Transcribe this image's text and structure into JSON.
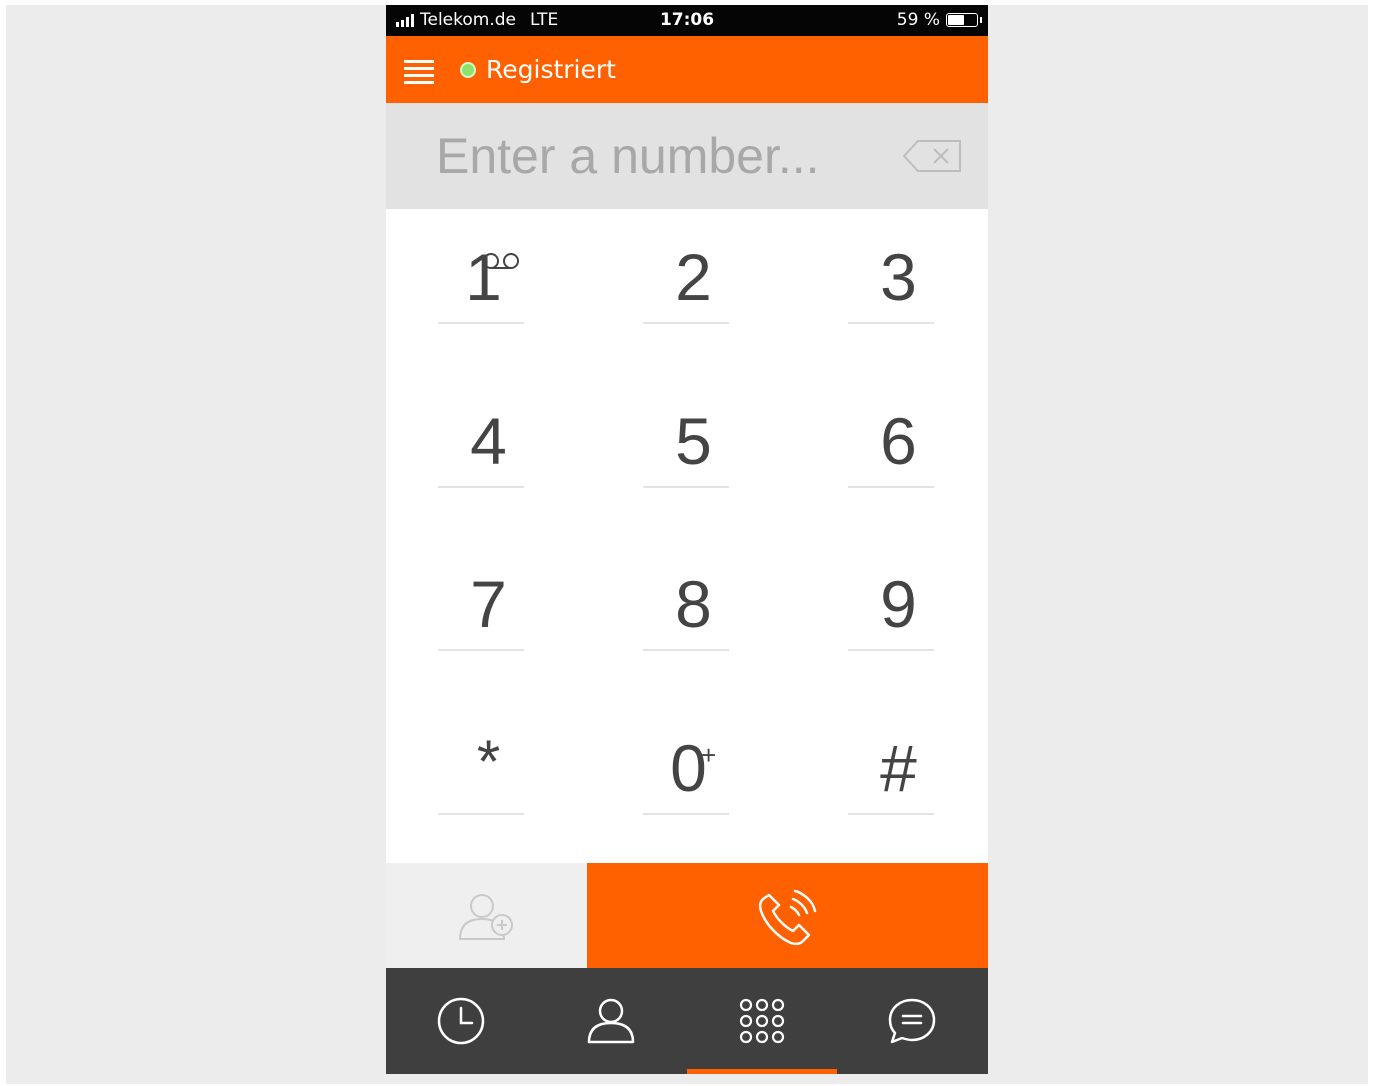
{
  "status_bar": {
    "carrier": "Telekom.de",
    "network": "LTE",
    "time": "17:06",
    "battery_text": "59 %",
    "battery_level": 0.59
  },
  "header": {
    "status_label": "Registriert"
  },
  "dialer": {
    "placeholder": "Enter a number..."
  },
  "keypad": {
    "keys": [
      {
        "digit": "1",
        "sub": ""
      },
      {
        "digit": "2",
        "sub": ""
      },
      {
        "digit": "3",
        "sub": ""
      },
      {
        "digit": "4",
        "sub": ""
      },
      {
        "digit": "5",
        "sub": ""
      },
      {
        "digit": "6",
        "sub": ""
      },
      {
        "digit": "7",
        "sub": ""
      },
      {
        "digit": "8",
        "sub": ""
      },
      {
        "digit": "9",
        "sub": ""
      },
      {
        "digit": "*",
        "sub": ""
      },
      {
        "digit": "0",
        "sub": "+"
      },
      {
        "digit": "#",
        "sub": ""
      }
    ]
  },
  "icons": {
    "menu": "menu-icon",
    "backspace": "backspace-icon",
    "voicemail": "voicemail-icon",
    "add_contact": "add-contact-icon",
    "call": "phone-call-icon",
    "recents": "clock-icon",
    "contacts": "person-icon",
    "keypad": "keypad-grid-icon",
    "messages": "chat-bubble-icon"
  },
  "colors": {
    "accent": "#ff6000",
    "status_ok": "#8be36a",
    "tabbar": "#3f3f3f"
  },
  "tabs": {
    "active_index": 2
  }
}
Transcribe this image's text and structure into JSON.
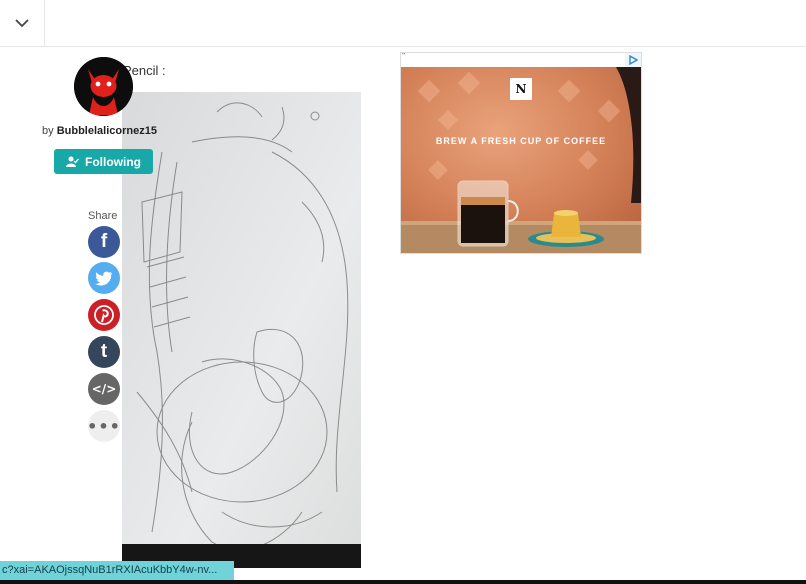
{
  "header": {
    "collapse_icon": "chevron-down-icon"
  },
  "post": {
    "caption": "Pencil :",
    "author_prefix": "by",
    "author": "Bubblelalicornez15",
    "follow_label": "Following",
    "artwork_icon": "pencil-sketch-artwork"
  },
  "share": {
    "label": "Share",
    "buttons": [
      {
        "name": "facebook",
        "color": "#3b5998"
      },
      {
        "name": "twitter",
        "color": "#55acee"
      },
      {
        "name": "pinterest",
        "color": "#cb2027"
      },
      {
        "name": "tumblr",
        "color": "#35465c"
      },
      {
        "name": "embed",
        "color": "#666666"
      },
      {
        "name": "more",
        "color": "#eeeeee"
      }
    ]
  },
  "ad": {
    "quote": "\"",
    "logo": "N",
    "tagline": "BREW A FRESH CUP OF COFFEE"
  },
  "status_bar": {
    "url": "c?xai=AKAOjssqNuB1rRXIAcuKbbY4w-nv..."
  },
  "colors": {
    "accent": "#18a8a8",
    "status_bar": "#6fd3d9"
  }
}
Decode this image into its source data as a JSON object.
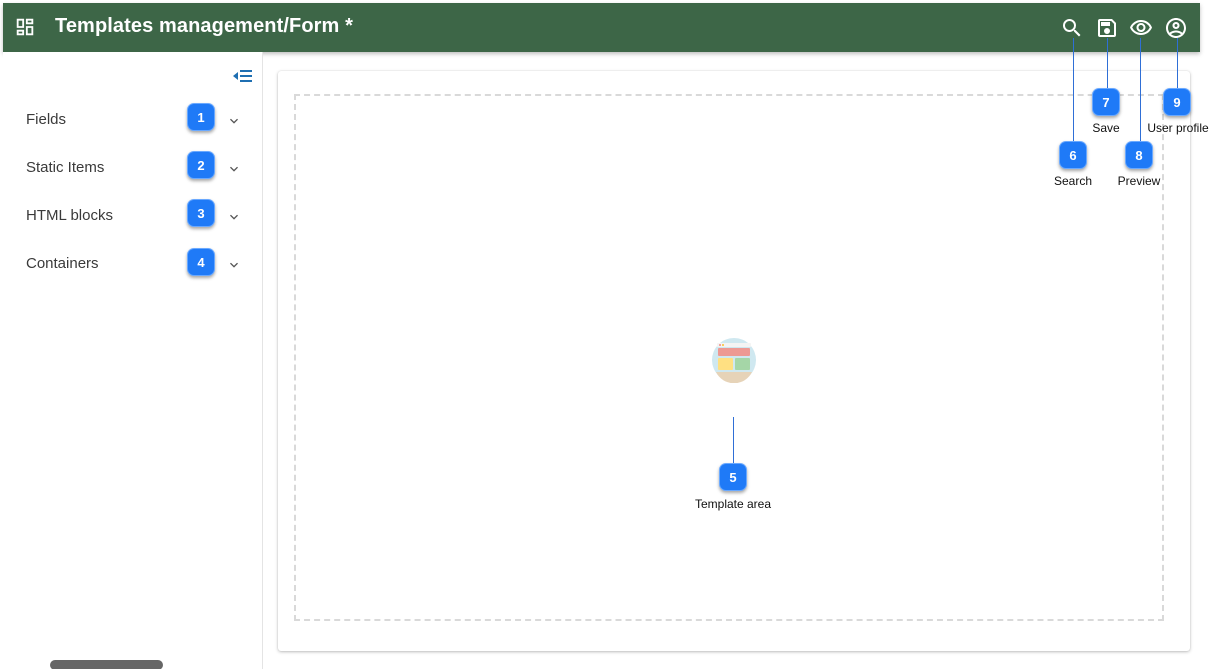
{
  "header": {
    "title": "Templates management/Form *",
    "background": "#3d6647",
    "icons": [
      "apps-icon",
      "search-icon",
      "save-icon",
      "preview-eye-icon",
      "user-profile-icon"
    ]
  },
  "sidebar": {
    "collapse_icon": "collapse-menu-icon",
    "items": [
      {
        "label": "Fields",
        "badge": "1"
      },
      {
        "label": "Static Items",
        "badge": "2"
      },
      {
        "label": "HTML blocks",
        "badge": "3"
      },
      {
        "label": "Containers",
        "badge": "4"
      }
    ]
  },
  "main": {
    "template_area_icon": "template-layout-illustration"
  },
  "callouts": {
    "template_area": {
      "number": "5",
      "label": "Template area"
    },
    "search": {
      "number": "6",
      "label": "Search"
    },
    "save": {
      "number": "7",
      "label": "Save"
    },
    "preview": {
      "number": "8",
      "label": "Preview"
    },
    "user_profile": {
      "number": "9",
      "label": "User profile"
    }
  },
  "colors": {
    "accent": "#1f7af7",
    "header": "#3d6647",
    "callout_line": "#2f6fd6"
  }
}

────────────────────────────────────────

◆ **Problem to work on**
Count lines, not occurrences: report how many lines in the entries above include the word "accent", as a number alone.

◆ **Solution for this task**
3